Starting at the first line, copy the data below through to the end, exactly.

-=-=-

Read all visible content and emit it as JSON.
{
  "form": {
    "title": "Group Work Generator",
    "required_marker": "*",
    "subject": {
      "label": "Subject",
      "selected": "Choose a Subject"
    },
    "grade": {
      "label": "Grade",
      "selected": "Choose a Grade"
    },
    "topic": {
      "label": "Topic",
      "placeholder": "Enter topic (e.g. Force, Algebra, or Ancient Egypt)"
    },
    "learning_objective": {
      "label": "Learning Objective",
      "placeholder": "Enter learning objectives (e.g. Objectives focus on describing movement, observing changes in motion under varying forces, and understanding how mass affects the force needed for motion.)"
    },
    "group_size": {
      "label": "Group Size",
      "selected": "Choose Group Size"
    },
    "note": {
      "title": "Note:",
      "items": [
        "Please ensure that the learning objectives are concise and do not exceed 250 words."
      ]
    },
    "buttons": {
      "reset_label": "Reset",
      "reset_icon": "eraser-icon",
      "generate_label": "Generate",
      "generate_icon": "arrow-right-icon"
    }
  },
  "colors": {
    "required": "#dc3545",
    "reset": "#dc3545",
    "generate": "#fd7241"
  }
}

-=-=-

## Expected output
Read all visible content and emit it as JSON.
{
  "form": {
    "title": "Group Work Generator",
    "required_marker": "*",
    "subject": {
      "label": "Subject",
      "selected": "Choose a Subject"
    },
    "grade": {
      "label": "Grade",
      "selected": "Choose a Grade"
    },
    "topic": {
      "label": "Topic",
      "placeholder": "Enter topic (e.g. Force, Algebra, or Ancient Egypt)"
    },
    "learning_objective": {
      "label": "Learning Objective",
      "placeholder": "Enter learning objectives (e.g. Objectives focus on describing movement, observing changes in motion under varying forces, and understanding how mass affects the force needed for motion.)"
    },
    "group_size": {
      "label": "Group Size",
      "selected": "Choose Group Size"
    },
    "note": {
      "title": "Note:",
      "items": [
        "Please ensure that the learning objectives are concise and do not exceed 250 words."
      ]
    },
    "buttons": {
      "reset_label": "Reset",
      "reset_icon": "eraser-icon",
      "generate_label": "Generate",
      "generate_icon": "arrow-right-icon"
    }
  },
  "colors": {
    "required": "#dc3545",
    "reset": "#dc3545",
    "generate": "#fd7241"
  }
}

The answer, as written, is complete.